Quaker, the brand that’s practically synonymous with oats stateside, just released its own version of oat milk, too. It's called Oat Beverage and it will be hitting the refrigerated section of grocery stores nationwide in January. While oat milk is relatively low in calories, compared to other non-dairy beverages it has a high carbohydrate content so it's not suitable for those looking to cut carbs.
Being vegan doesn't have to mean missing out. These dishes, ranging from dinner-worthy entrées to mouth-watering desserts, show that a plant-based diet can be easy and delicious. For those who follow a vegan diet, which means no animal products of any kind including eggs, milk, cheese, yogurt, and other dairy products. We've focused on the widest interpretation of a vegan diet, so some of the recipes we've identified as vegan do include honey.
Melissa Conrad Stöppler, MD, is a U.S. board-certified Anatomic Pathologist with subspecialty training in the fields of Experimental and Molecular Pathology. Dr. Stöppler's educational background includes a BA with Highest Distinction from the University of Virginia and an MD from the University of North Carolina. She completed residency training in Anatomic Pathology at Georgetown University followed by subspecialty fellowship training in molecular diagnostics and experimental pathology.
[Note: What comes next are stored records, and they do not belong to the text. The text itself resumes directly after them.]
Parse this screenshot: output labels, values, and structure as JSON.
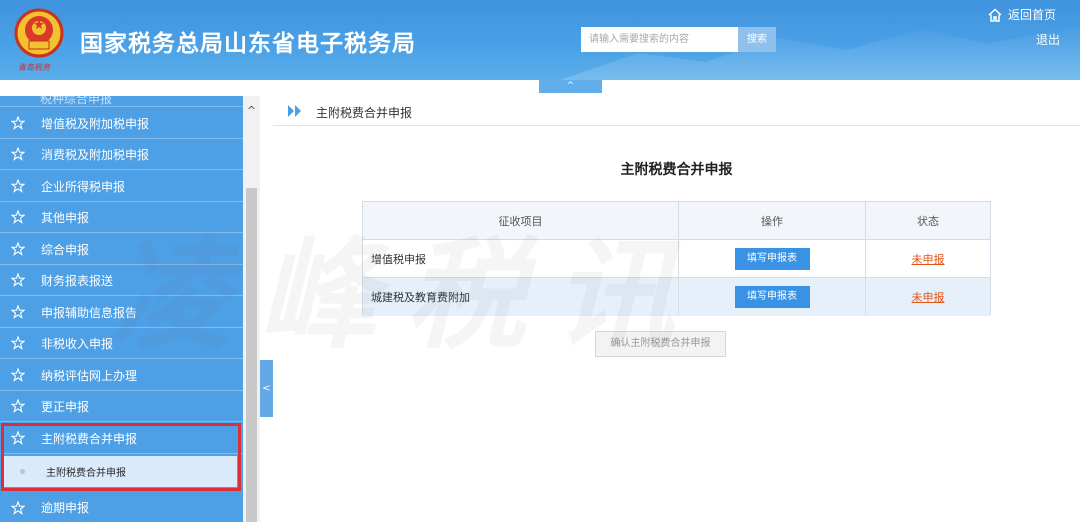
{
  "header": {
    "emblem_text": "青岛税务",
    "title": "国家税务总局山东省电子税务局",
    "search": {
      "placeholder": "请输入需要搜索的内容",
      "button": "搜索"
    },
    "home_label": "返回首页",
    "logout_label": "退出",
    "collapse_glyph": "^"
  },
  "sidebar": {
    "partial_item": "税种综合申报",
    "items": [
      {
        "label": "增值税及附加税申报"
      },
      {
        "label": "消费税及附加税申报"
      },
      {
        "label": "企业所得税申报"
      },
      {
        "label": "其他申报"
      },
      {
        "label": "综合申报"
      },
      {
        "label": "财务报表报送"
      },
      {
        "label": "申报辅助信息报告"
      },
      {
        "label": "非税收入申报"
      },
      {
        "label": "纳税评估网上办理"
      },
      {
        "label": "更正申报"
      },
      {
        "label": "主附税费合并申报",
        "active": true
      }
    ],
    "sub_item": "主附税费合并申报",
    "last_item": "逾期申报",
    "scroll_up": "^",
    "toggle_glyph": "<"
  },
  "main": {
    "breadcrumb": "主附税费合并申报",
    "title": "主附税费合并申报",
    "table": {
      "headers": [
        "征收项目",
        "操作",
        "状态"
      ],
      "rows": [
        {
          "item": "增值税申报",
          "action": "填写申报表",
          "status": "未申报"
        },
        {
          "item": "城建税及教育费附加",
          "action": "填写申报表",
          "status": "未申报"
        }
      ]
    },
    "confirm_button": "确认主附税费合并申报"
  },
  "watermark": "凌峰税讯",
  "colors": {
    "header": "#4a9fe4",
    "sidebar": "#4d9fe6",
    "highlight": "#d9303a",
    "button": "#3a92e4",
    "status": "#e0571c"
  }
}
Nuts are full of vitamins, minerals and heart-healthy monounsaturated fats, and have low levels of saturated fats. Research suggests that people who eat nuts—walnuts, pecans, almonds, hazelnuts, pistachios, pine nuts and peanuts (which actually are legumes)—two to four days or more a week have a lower incidence of heart disease than people who eat them less often. Does it matter what kind? Some researchers say walnuts win the honors. A study from the University of Scranton in Pennsylvania found that walnuts have more high-quality antioxidants than any other variety. And it only takes a small handful—just seven walnuts a day—to get the heart benefits.
The outcome of a healthy lifestyle can be seen in your energy levels, complexion, brightness of the eyes, shiny hair or just a general glow that surrounds you, like an aura. Once you see or feel these positive changes or receive the feedback that you’re looking great, this should encourage you to continue along your pathway to a better version of yourself.
A 2018 analysis found a surprising link between yogurt and heart health in people with high blood pressure. In the study, researchers looked at data collected over 30 years from more than 55,000 women in the Nurses' Health Study, and more than 18,000 men from the Health Professionals Follow-Up Study. They found that those who ate two or more servings of yogurt a week had a roughly 20 percent lower risk of heart attack or stroke compared to those who ate less. Adding yogurt to an already healthy diet upped the benefits even more.